The noose is a metaphor for a noose that hangs you after you've committed crimes.
I'm not good with metaphors.

Anthology collections can be unique experiences to view and hard to review due to their structure.  Collected stories means finding the overall quality of the sum total of its parts is incredibly difficult.  Even worse, varying quality of the stories can end up having an adverse effect on the entirety.  As it concerns Buster Scruggs, I really wanted to like it more than I found myself liking it but since I found two of the stories to be lacking and impossible for me to engage with, I ended up feeling like the whole product was mediocre.

I'll be honest, I found the product to be mediocre but I still liked it more than
most Westerns I've seen in my life.

The Ballad of Buster Scruggs starts out strong as hell.  The first four stories are amazing.  Well-crafted visually, the performances are outstanding and the stories were captivating.  Some were funny, some were engaging and intriguing and some were emotional and dramatic.  All of them, however, were very entertaining.  Sadly, the final two stories were where the film lost me.  The final story had some potential to grab me and I liked aspects of it but it felt like it was just meandering for too much of it.  This wandering feel is also seen in the fifth story and, to make matters worse, the fifth story centers around a woman—a type of character the Coens aren’t so good at writing for.  Having two bad stories in an anthology film isn’t bad in and of itself but these two stories came one right after another and I found them to be dragging and, honestly, incredibly boring.  Having the film end with these two tales tainted the entire product for me and I ended up walking away finding the ending feature to be average and middle-of-the-road.

I can't tell if my favorite story is the one that involves Tom Waits is because
I'm a huge fan of the man's music or because it legitimately is a great
story.
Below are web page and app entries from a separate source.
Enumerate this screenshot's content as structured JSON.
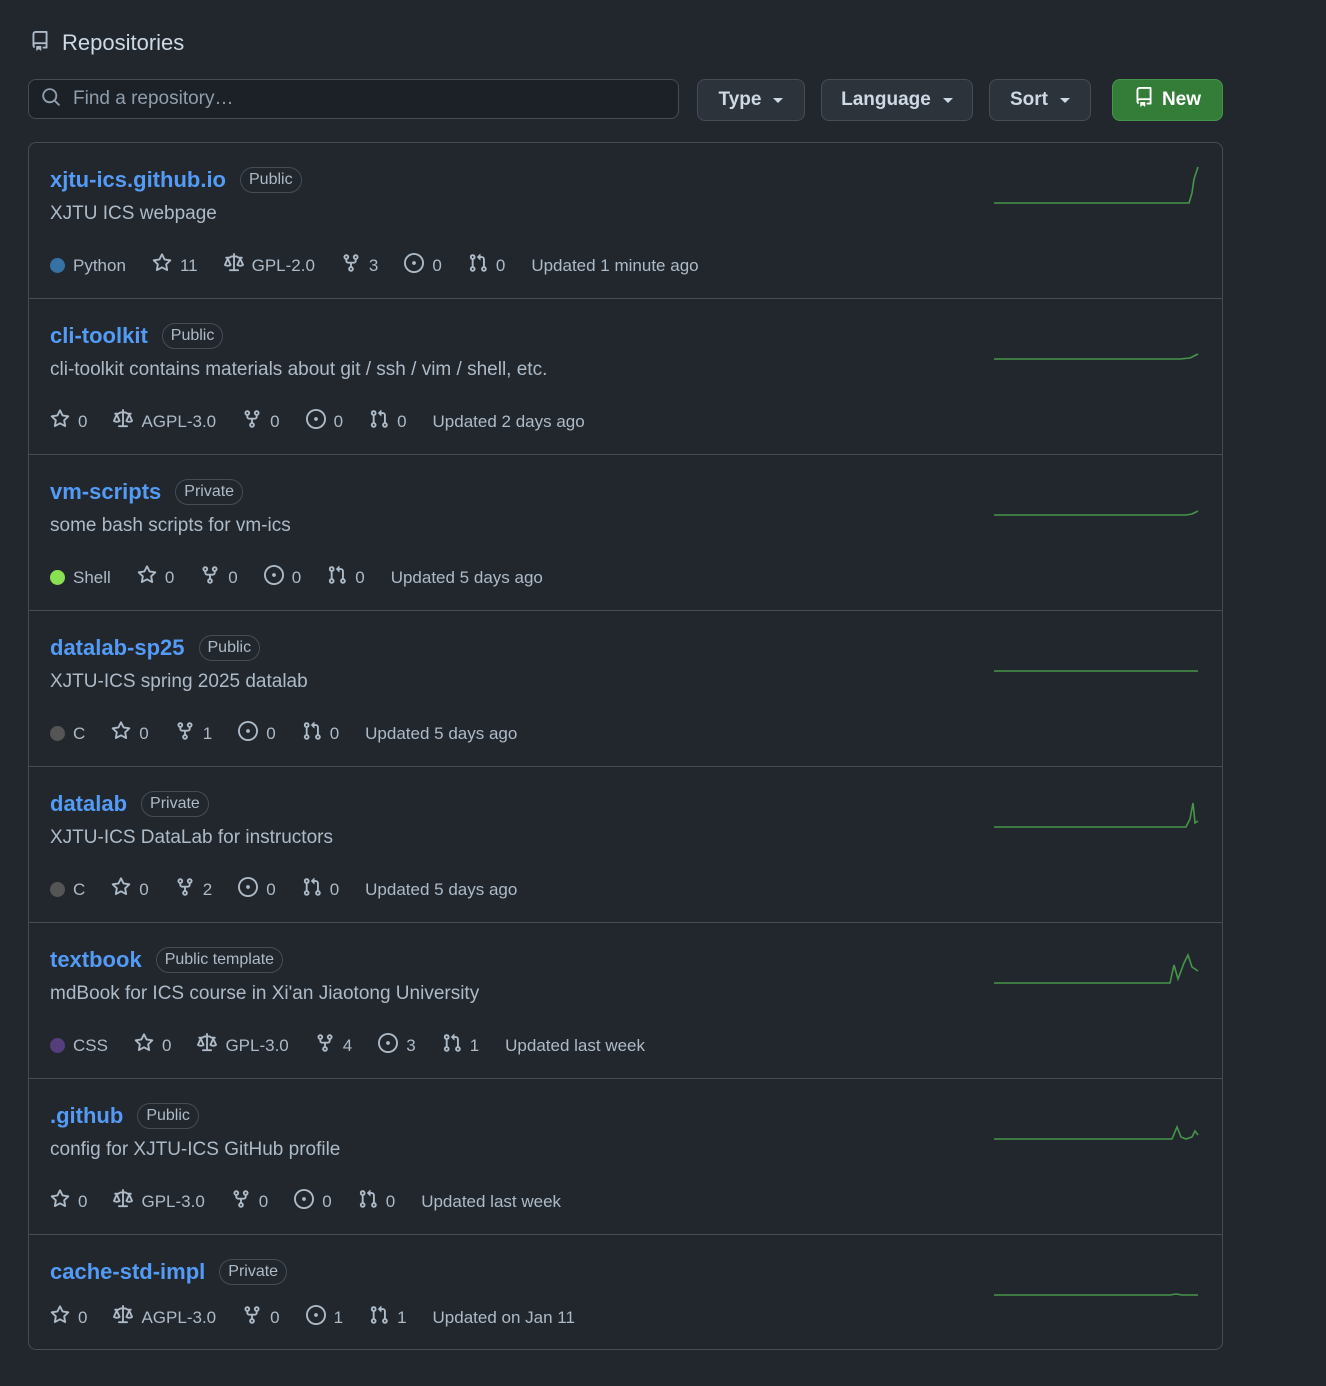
{
  "header": {
    "title": "Repositories"
  },
  "search": {
    "placeholder": "Find a repository…"
  },
  "filters": {
    "type": "Type",
    "language": "Language",
    "sort": "Sort",
    "new": "New"
  },
  "colors": {
    "python": "#3572A5",
    "shell": "#89e051",
    "c": "#555555",
    "css": "#563d7c",
    "link": "#539bf5",
    "spark": "#46954a"
  },
  "repos": [
    {
      "name": "xjtu-ics.github.io",
      "visibility": "Public",
      "description": "XJTU ICS webpage",
      "language": "Python",
      "stars": "11",
      "license": "GPL-2.0",
      "forks": "3",
      "issues": "0",
      "prs": "0",
      "updated": "Updated 1 minute ago"
    },
    {
      "name": "cli-toolkit",
      "visibility": "Public",
      "description": "cli-toolkit contains materials about git / ssh / vim / shell, etc.",
      "stars": "0",
      "license": "AGPL-3.0",
      "forks": "0",
      "issues": "0",
      "prs": "0",
      "updated": "Updated 2 days ago"
    },
    {
      "name": "vm-scripts",
      "visibility": "Private",
      "description": "some bash scripts for vm-ics",
      "language": "Shell",
      "stars": "0",
      "forks": "0",
      "issues": "0",
      "prs": "0",
      "updated": "Updated 5 days ago"
    },
    {
      "name": "datalab-sp25",
      "visibility": "Public",
      "description": "XJTU-ICS spring 2025 datalab",
      "language": "C",
      "stars": "0",
      "forks": "1",
      "issues": "0",
      "prs": "0",
      "updated": "Updated 5 days ago"
    },
    {
      "name": "datalab",
      "visibility": "Private",
      "description": "XJTU-ICS DataLab for instructors",
      "language": "C",
      "stars": "0",
      "forks": "2",
      "issues": "0",
      "prs": "0",
      "updated": "Updated 5 days ago"
    },
    {
      "name": "textbook",
      "visibility": "Public template",
      "description": "mdBook for ICS course in Xi'an Jiaotong University",
      "language": "CSS",
      "stars": "0",
      "license": "GPL-3.0",
      "forks": "4",
      "issues": "3",
      "prs": "1",
      "updated": "Updated last week"
    },
    {
      "name": ".github",
      "visibility": "Public",
      "description": "config for XJTU-ICS GitHub profile",
      "stars": "0",
      "license": "GPL-3.0",
      "forks": "0",
      "issues": "0",
      "prs": "0",
      "updated": "Updated last week"
    },
    {
      "name": "cache-std-impl",
      "visibility": "Private",
      "description": "",
      "stars": "0",
      "license": "AGPL-3.0",
      "forks": "0",
      "issues": "1",
      "prs": "1",
      "updated": "Updated on Jan 11"
    }
  ]
}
Anthology films can be very fun and wickedly creative.  There’s also a challenge because you need to establish characters, settings, and situations in a short amount of time and do so in a way that doesn’t feel like you are just being told what is happening.  I really wanted to like The Ballad of Buster Scruggs a lot more then I ended up liking it.  Most of it is totally amazing and extremely entertaining but some of it was just bad enough that it left an undesirable aftertaste.  When this movie is great, it’s funny and captivating but when this movie dipped, it dipped so deeply that it was extremely boring.  Even worse, when the product hits this low point it ended up staying there and there was nothing about it that was able to pull me back in.